Blockchain, or the Distributed Ledger Technology (DLT) as it is now called, is fast disrupting the way we do business. While there are several use cases of the technology in other industries, Financial Services is on the forefront of adoption. The majority of global Banks and FIs are already experimenting with DLT, especially in the areas of payments, post-trade settlement, trade finance and reference data.
While DLT has several benefits, I foresee many challenges in large-scale adoption. The major challenge stems from the sheer number of players that need to be onboarded for a full-scale implementation. Financial institutions, FinTechs, and Regulators will have to work in tandem to develop and adopt a solution that works in everyone’s favor.
The technology itself is still evolving and industry-wide standards are yet to be established. There are concerns around scalability, robustness and security. The recent hack on the DAO (Decentralized Autonomous Organization), which led to multi-million dollar losses, has served to highlight the need for a more robust and hack-proof solution. The stakes are too high in Financial Services to learn from our mistakes.
While several consortia like the Hyperledger foundation, the R3 consortium and the LSE’s Post Trade Ledger Group, are trying to bring key players together, the inter-operability of these platforms and solutions still remains a challenge. The Regulators are also waking up to the potential of DLT in transforming financial processes, but there is a long way to go before the right regulations can be formulated. The technology and the use cases are evolving so fast that it is too soon to build an all-encompassing multi-country regulatory framework.
Solutions built on DLT will also need to integrate with the existing backend legacy systems, and in some cases even replace parts of the core banking system.
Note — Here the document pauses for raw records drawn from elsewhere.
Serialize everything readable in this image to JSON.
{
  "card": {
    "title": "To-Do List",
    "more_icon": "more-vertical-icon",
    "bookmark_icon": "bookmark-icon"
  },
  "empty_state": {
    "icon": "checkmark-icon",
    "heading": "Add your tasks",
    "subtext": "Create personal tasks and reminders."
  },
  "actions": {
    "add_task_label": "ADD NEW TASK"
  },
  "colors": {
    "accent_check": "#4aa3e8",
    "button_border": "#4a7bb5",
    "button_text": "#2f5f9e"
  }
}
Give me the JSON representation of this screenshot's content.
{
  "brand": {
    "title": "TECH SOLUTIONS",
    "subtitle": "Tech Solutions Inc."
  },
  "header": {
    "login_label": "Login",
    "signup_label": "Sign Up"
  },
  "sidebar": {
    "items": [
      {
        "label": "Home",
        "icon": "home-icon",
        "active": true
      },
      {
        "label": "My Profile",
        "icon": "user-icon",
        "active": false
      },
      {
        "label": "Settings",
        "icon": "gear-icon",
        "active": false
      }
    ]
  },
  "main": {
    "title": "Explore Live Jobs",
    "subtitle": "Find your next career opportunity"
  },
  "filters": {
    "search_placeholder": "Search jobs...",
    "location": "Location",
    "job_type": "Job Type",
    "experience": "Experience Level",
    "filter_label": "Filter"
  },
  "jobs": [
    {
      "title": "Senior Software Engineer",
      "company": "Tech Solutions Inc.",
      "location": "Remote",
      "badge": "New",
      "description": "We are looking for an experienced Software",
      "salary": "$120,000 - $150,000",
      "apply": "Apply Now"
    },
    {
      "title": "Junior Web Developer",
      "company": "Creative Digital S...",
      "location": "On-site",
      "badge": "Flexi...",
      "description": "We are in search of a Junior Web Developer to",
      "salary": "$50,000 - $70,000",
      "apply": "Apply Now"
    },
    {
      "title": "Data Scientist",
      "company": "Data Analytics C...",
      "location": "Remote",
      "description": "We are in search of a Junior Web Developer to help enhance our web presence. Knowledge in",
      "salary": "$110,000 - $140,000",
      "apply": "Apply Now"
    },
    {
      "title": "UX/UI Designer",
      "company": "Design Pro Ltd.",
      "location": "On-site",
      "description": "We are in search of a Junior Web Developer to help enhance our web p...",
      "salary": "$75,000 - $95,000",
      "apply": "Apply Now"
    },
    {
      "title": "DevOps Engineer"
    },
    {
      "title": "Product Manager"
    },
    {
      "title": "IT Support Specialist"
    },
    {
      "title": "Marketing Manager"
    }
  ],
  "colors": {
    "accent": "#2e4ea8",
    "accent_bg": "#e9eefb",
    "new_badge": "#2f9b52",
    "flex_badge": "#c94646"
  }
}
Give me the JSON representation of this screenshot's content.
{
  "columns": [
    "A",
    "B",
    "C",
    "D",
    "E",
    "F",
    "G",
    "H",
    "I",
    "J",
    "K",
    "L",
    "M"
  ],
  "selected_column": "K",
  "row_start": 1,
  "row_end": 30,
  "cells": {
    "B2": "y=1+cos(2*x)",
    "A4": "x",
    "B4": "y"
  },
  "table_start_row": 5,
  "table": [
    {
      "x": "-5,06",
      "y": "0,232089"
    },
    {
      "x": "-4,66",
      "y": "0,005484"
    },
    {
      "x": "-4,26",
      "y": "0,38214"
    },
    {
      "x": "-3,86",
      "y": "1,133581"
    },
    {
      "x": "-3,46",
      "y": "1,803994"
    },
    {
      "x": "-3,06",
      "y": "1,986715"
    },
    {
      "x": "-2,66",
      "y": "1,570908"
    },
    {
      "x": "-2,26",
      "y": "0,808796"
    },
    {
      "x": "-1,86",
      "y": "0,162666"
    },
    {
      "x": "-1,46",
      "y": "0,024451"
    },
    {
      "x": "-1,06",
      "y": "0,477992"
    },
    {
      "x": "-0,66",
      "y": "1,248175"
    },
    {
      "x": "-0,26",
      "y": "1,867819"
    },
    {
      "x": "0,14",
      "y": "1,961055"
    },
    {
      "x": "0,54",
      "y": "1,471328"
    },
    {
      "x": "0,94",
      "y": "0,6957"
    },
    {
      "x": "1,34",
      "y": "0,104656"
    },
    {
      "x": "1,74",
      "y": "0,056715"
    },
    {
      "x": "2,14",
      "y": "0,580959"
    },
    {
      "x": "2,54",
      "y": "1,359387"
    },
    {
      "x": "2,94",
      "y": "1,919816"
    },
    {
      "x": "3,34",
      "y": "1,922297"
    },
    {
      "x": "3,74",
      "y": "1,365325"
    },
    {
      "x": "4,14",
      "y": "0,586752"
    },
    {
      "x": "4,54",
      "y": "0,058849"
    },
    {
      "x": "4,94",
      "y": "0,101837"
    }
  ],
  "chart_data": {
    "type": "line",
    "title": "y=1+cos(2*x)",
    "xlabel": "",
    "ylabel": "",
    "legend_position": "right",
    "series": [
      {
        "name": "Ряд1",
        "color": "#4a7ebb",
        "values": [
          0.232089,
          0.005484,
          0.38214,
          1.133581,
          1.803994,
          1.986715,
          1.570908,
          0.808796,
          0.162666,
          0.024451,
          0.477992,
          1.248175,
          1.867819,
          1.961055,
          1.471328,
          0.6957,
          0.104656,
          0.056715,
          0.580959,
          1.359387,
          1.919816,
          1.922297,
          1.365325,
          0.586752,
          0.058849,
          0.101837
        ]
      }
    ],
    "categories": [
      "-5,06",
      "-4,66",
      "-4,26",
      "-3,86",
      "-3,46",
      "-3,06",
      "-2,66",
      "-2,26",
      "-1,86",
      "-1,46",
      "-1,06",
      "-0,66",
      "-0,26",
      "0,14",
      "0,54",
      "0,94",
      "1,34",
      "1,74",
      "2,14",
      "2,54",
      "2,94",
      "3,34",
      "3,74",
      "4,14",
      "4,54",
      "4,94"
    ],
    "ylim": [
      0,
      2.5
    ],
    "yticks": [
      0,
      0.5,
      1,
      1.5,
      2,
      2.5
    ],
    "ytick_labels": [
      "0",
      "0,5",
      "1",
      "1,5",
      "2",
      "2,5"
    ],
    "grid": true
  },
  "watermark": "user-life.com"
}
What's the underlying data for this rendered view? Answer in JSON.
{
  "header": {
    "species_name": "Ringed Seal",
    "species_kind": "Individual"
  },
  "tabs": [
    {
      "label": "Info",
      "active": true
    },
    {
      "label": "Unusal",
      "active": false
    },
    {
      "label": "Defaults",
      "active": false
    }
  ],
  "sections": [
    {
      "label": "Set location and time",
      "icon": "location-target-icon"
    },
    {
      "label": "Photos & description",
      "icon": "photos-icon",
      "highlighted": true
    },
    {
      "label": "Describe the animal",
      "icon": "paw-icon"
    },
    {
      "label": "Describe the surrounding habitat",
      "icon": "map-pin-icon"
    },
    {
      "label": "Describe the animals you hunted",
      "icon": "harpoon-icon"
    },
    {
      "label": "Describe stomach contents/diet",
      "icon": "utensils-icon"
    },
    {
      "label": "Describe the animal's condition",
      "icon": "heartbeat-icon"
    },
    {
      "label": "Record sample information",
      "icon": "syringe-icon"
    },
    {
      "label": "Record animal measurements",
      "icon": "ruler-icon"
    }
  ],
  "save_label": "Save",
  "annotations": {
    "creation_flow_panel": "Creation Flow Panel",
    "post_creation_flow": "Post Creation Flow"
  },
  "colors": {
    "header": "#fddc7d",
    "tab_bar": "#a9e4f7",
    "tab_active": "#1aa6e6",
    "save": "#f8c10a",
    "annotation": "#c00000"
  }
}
That integration is a mammoth task that Banks may not have an appetite for.
Ultimately for a large-scale adoption in financial services, all the affected parties will have to work collaboratively, and I don’t see that happening in the next 2-3 years.
What’s your take?